Karen Maezen Miller explores the idea of authenticity in American Buddhism through the example of her Japanese garden in California.
Shortly after my husband and I moved into our house with its old garden, we invited the experts and academics over tell us what to do. Some would say that our backyard is Southern California’s oldest private Japanese garden, dating from 1916. Some would say that it isn’t; that by virtue of geography, topography, plant selection, and cultural anthropology, it can’t ever be Japanese. We were twisted into a fit by these and other debates about the right way to care for the place. Heaven forbid we make a fraudulent move when we were already paralyzed by ignorance from the get go!
You might not fall victim to this kind of dialectic. You might be able to sweep it aside with the simple observation that the Japanese garden originated in China and the Chinese garden originated as a Persian pleasure park, and that a garden is a garden no matter what you call it.

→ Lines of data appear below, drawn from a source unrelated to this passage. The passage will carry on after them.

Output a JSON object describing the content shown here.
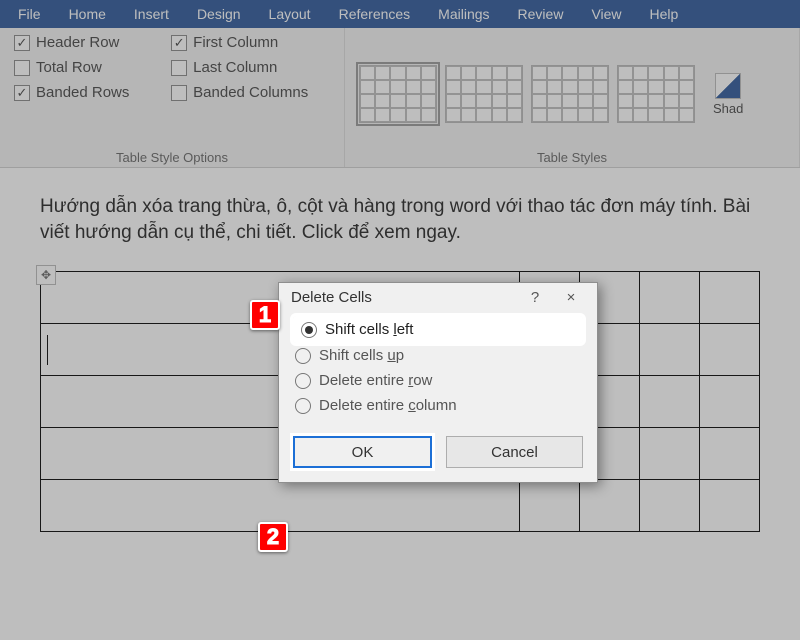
{
  "menu": {
    "file": "File",
    "home": "Home",
    "insert": "Insert",
    "design": "Design",
    "layout": "Layout",
    "references": "References",
    "mailings": "Mailings",
    "review": "Review",
    "view": "View",
    "help": "Help"
  },
  "style_options": {
    "header_row": "Header Row",
    "first_column": "First Column",
    "total_row": "Total Row",
    "last_column": "Last Column",
    "banded_rows": "Banded Rows",
    "banded_columns": "Banded Columns",
    "group_label": "Table Style Options"
  },
  "styles": {
    "group_label": "Table Styles",
    "shading": "Shad"
  },
  "doc": {
    "para": "Hướng dẫn xóa trang thừa, ô, cột và hàng trong word với thao tác đơn máy tính. Bài viết hướng dẫn cụ thể, chi tiết. Click để xem ngay."
  },
  "dialog": {
    "title": "Delete Cells",
    "opt1_pre": "Shift cells ",
    "opt1_u": "l",
    "opt1_post": "eft",
    "opt2_pre": "Shift cells ",
    "opt2_u": "u",
    "opt2_post": "p",
    "opt3_pre": "Delete entire ",
    "opt3_u": "r",
    "opt3_post": "ow",
    "opt4_pre": "Delete entire ",
    "opt4_u": "c",
    "opt4_post": "olumn",
    "ok": "OK",
    "cancel": "Cancel",
    "help": "?",
    "close": "×"
  },
  "annot": {
    "one": "1",
    "two": "2"
  }
}
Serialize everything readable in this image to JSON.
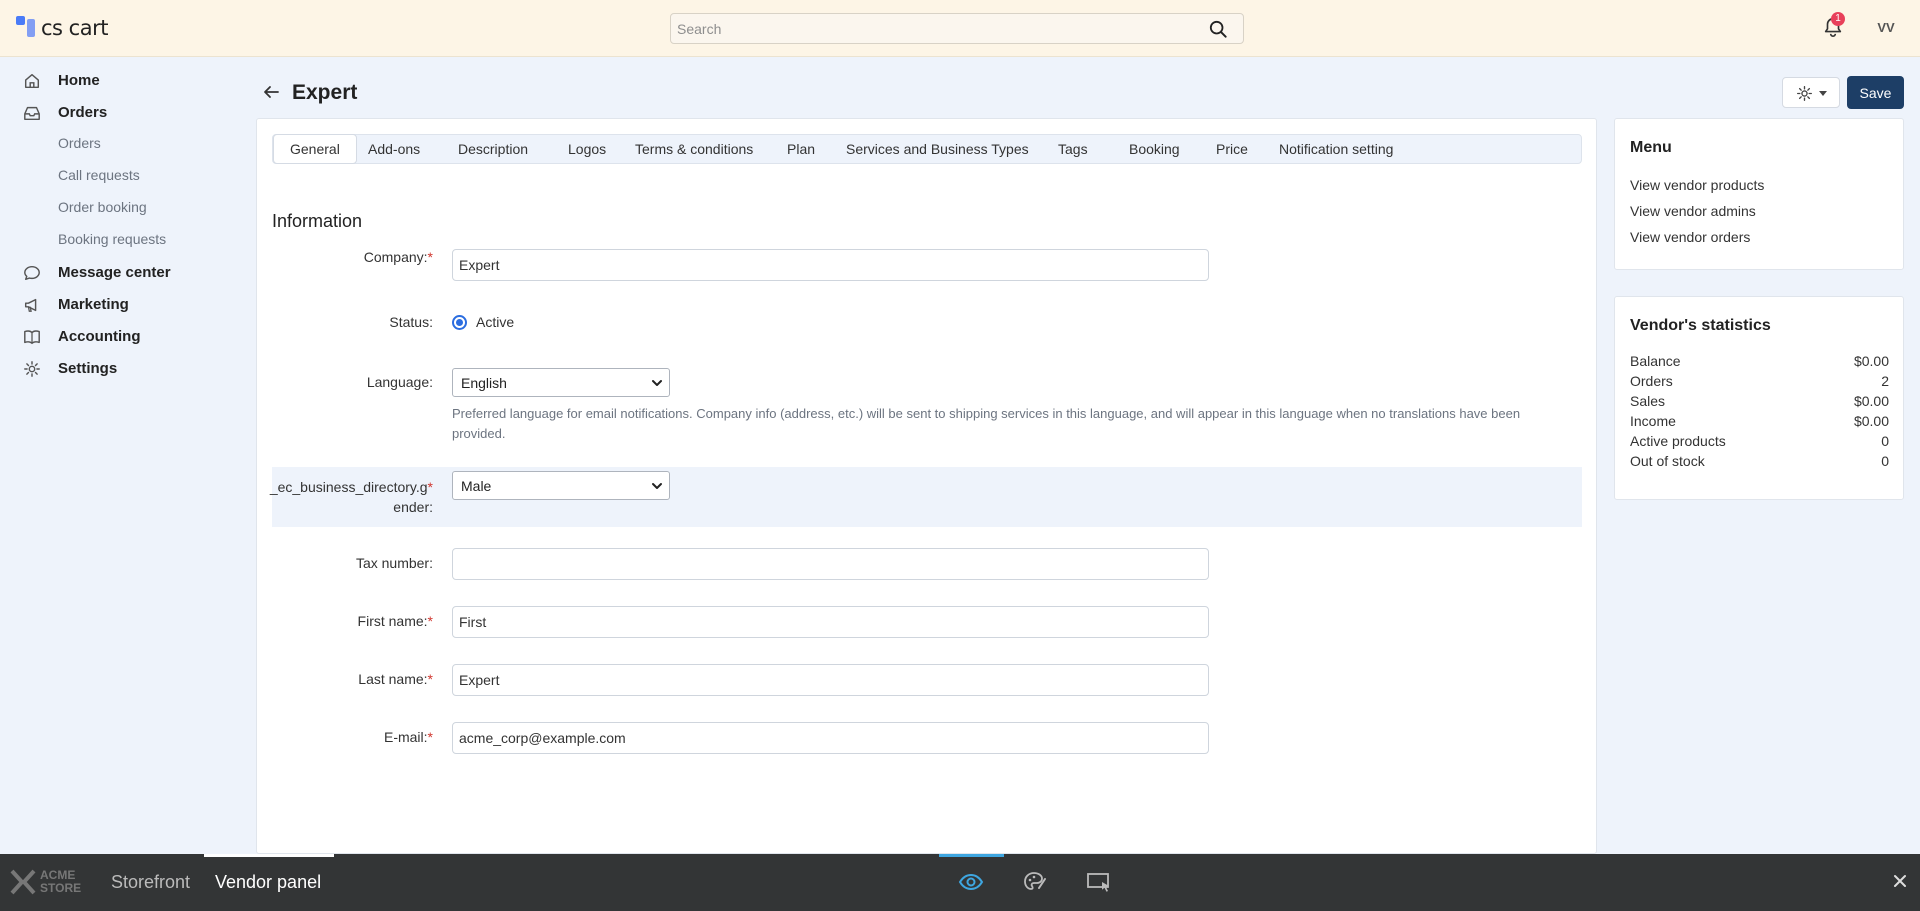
{
  "header": {
    "logo_text": "cs cart",
    "search_placeholder": "Search",
    "notification_count": "1",
    "avatar_initials": "VV"
  },
  "sidebar": {
    "items": [
      {
        "label": "Home",
        "icon": "home-icon"
      },
      {
        "label": "Orders",
        "icon": "inbox-icon"
      },
      {
        "label": "Message center",
        "icon": "chat-icon"
      },
      {
        "label": "Marketing",
        "icon": "megaphone-icon"
      },
      {
        "label": "Accounting",
        "icon": "book-icon"
      },
      {
        "label": "Settings",
        "icon": "gear-icon"
      }
    ],
    "sub_items": [
      "Orders",
      "Call requests",
      "Order booking",
      "Booking requests"
    ]
  },
  "page": {
    "title": "Expert",
    "save_label": "Save"
  },
  "tabs": [
    "General",
    "Add-ons",
    "Description",
    "Logos",
    "Terms & conditions",
    "Plan",
    "Services and Business Types",
    "Tags",
    "Booking",
    "Price",
    "Notification setting"
  ],
  "active_tab": "General",
  "form": {
    "section_title": "Information",
    "company_label": "Company:",
    "company_value": "Expert",
    "status_label": "Status:",
    "status_value": "Active",
    "language_label": "Language:",
    "language_value": "English",
    "language_hint": "Preferred language for email notifications. Company info (address, etc.) will be sent to shipping services in this language, and will appear in this language when no translations have been provided.",
    "gender_label_line1": "_ec_business_directory.g",
    "gender_label_line2": "ender:",
    "gender_value": "Male",
    "tax_label": "Tax number:",
    "tax_value": "",
    "first_name_label": "First name:",
    "first_name_value": "First",
    "last_name_label": "Last name:",
    "last_name_value": "Expert",
    "email_label": "E-mail:",
    "email_value": "acme_corp@example.com",
    "required_mark": "*"
  },
  "menu_card": {
    "title": "Menu",
    "links": [
      "View vendor products",
      "View vendor admins",
      "View vendor orders"
    ]
  },
  "stats_card": {
    "title": "Vendor's statistics",
    "rows": [
      {
        "label": "Balance",
        "value": "$0.00"
      },
      {
        "label": "Orders",
        "value": "2"
      },
      {
        "label": "Sales",
        "value": "$0.00"
      },
      {
        "label": "Income",
        "value": "$0.00"
      },
      {
        "label": "Active products",
        "value": "0"
      },
      {
        "label": "Out of stock",
        "value": "0"
      }
    ]
  },
  "bottombar": {
    "brand_line1": "ACME",
    "brand_line2": "STORE",
    "storefront_label": "Storefront",
    "vendor_panel_label": "Vendor panel"
  },
  "colors": {
    "header_bg": "#fdf5e6",
    "primary_button": "#1d3e66",
    "accent_blue": "#3ea6e0",
    "required": "#d0342c"
  }
}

One day we stopped asking the experts. That was the day we got dirt under our fingernails. Conventional wisdom holds that our garden isn’t the real thing, but try telling that to the pine tree.

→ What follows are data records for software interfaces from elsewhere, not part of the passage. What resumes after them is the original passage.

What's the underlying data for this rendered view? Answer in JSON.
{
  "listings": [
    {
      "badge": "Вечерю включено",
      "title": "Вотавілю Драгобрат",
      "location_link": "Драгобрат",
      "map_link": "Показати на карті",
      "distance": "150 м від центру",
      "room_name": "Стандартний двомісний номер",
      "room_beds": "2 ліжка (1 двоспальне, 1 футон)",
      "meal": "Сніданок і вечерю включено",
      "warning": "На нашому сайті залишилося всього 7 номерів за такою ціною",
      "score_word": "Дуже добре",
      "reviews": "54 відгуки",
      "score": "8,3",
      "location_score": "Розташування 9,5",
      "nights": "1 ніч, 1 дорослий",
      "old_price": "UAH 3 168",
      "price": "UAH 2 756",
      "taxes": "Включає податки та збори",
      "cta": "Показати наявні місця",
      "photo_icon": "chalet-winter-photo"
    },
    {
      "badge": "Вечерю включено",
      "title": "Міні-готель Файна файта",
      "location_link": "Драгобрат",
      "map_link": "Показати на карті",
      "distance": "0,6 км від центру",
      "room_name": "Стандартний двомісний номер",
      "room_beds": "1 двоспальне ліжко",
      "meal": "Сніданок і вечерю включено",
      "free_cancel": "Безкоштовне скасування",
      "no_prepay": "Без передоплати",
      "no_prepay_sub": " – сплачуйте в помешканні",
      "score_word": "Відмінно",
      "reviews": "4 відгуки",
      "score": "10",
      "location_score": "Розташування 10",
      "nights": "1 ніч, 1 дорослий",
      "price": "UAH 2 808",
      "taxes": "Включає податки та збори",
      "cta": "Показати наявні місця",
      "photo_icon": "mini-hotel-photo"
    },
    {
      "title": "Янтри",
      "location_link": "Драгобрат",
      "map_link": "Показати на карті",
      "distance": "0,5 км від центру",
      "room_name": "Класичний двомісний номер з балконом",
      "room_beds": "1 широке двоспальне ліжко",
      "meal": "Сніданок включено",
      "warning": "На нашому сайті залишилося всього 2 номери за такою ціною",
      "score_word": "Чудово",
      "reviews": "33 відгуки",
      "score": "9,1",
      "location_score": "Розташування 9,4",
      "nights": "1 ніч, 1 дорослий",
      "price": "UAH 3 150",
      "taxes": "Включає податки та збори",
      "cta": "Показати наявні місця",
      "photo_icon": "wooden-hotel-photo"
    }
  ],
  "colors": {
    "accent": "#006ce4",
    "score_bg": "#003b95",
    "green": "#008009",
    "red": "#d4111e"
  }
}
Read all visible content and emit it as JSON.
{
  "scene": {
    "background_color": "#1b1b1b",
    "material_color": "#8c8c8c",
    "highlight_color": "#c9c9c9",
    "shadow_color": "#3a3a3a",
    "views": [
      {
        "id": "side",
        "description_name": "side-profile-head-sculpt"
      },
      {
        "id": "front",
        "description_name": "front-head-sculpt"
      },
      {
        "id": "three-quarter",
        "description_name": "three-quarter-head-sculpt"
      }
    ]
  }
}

This story comes to mind when I see folks questioning the authenticity of American Buddhism: the form, the style, the language and the cultural relevance — even suggesting it hasn’t yet materialized. Practice is practice. Debates, however, are debates.

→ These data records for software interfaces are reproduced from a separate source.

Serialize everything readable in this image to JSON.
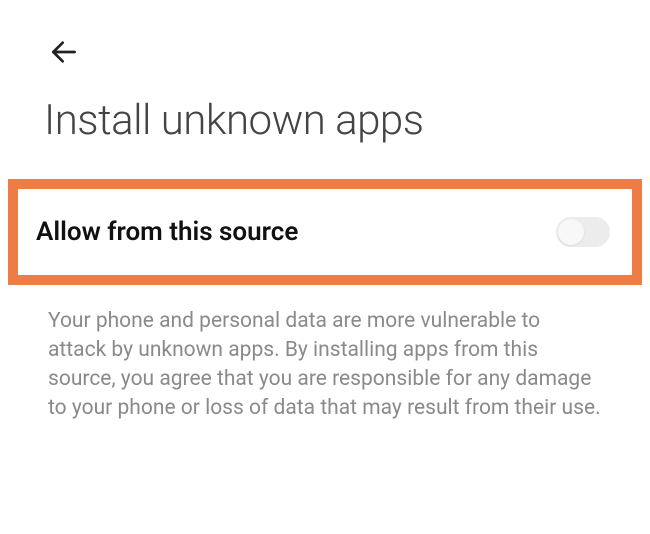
{
  "header": {
    "title": "Install unknown apps"
  },
  "setting": {
    "label": "Allow from this source",
    "enabled": false
  },
  "description": "Your phone and personal data are more vulnerable to attack by unknown apps. By installing apps from this source, you agree that you are responsible for any damage to your phone or loss of data that may result from their use.",
  "colors": {
    "highlight_border": "#ee7c45"
  }
}
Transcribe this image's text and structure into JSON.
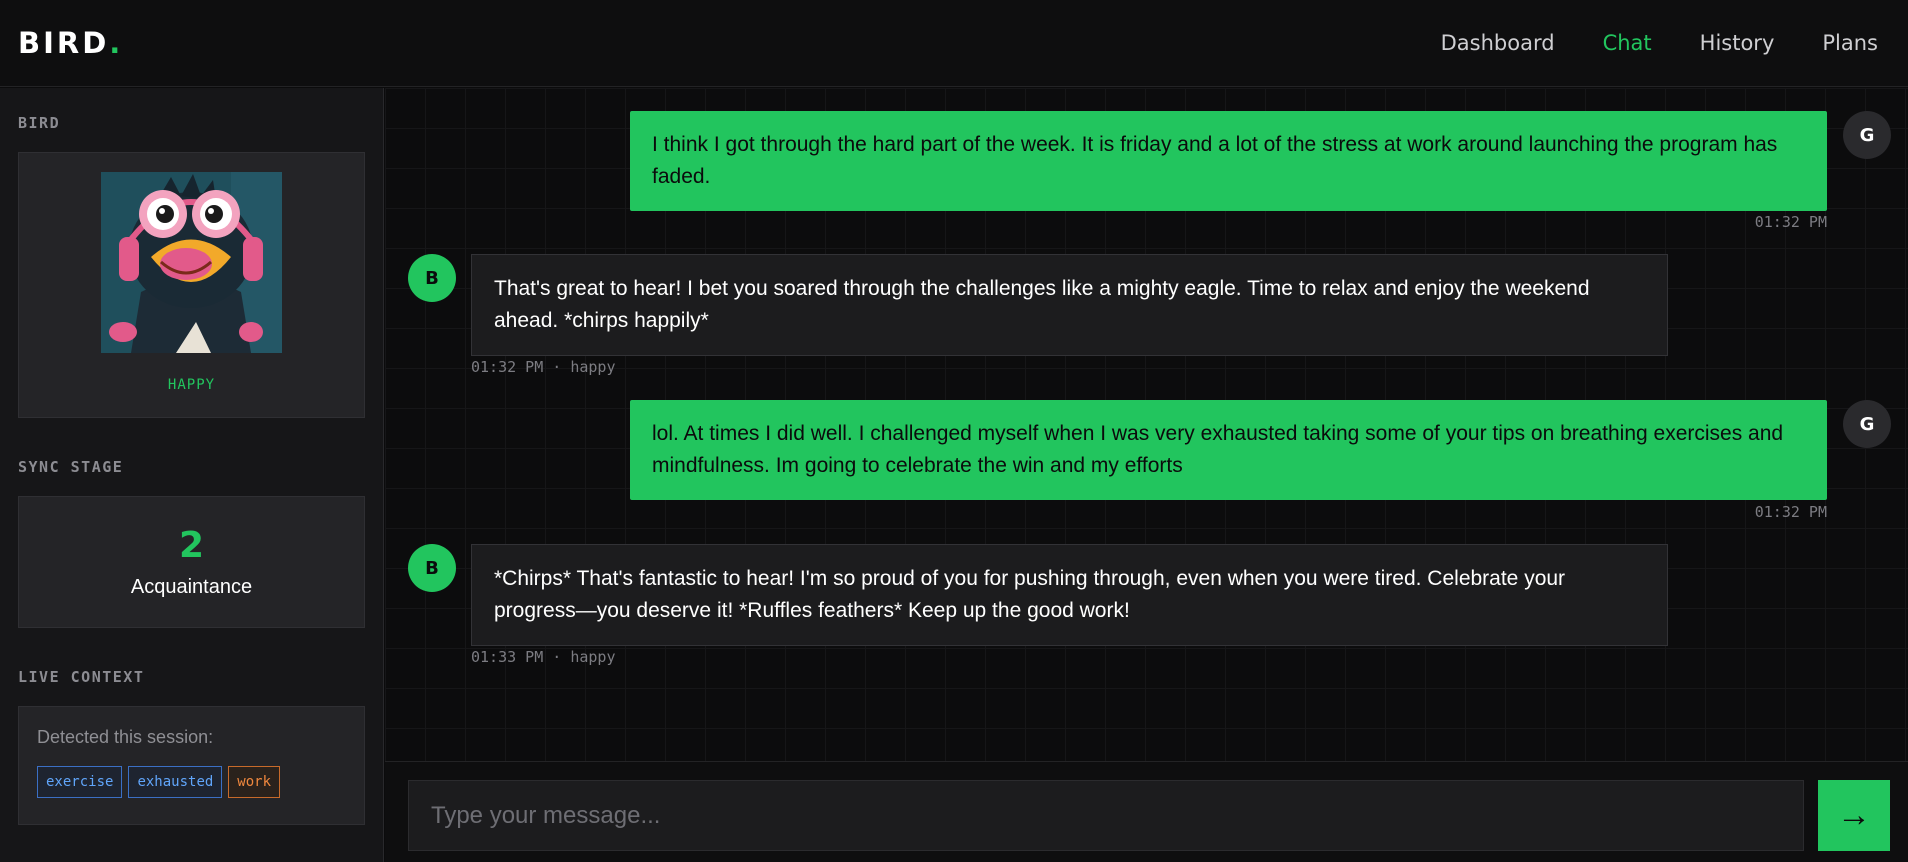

All this talk makes me want to go outside and pull weeds. In gardening as in Buddhism, you can’t have too much dirt under your fingernails.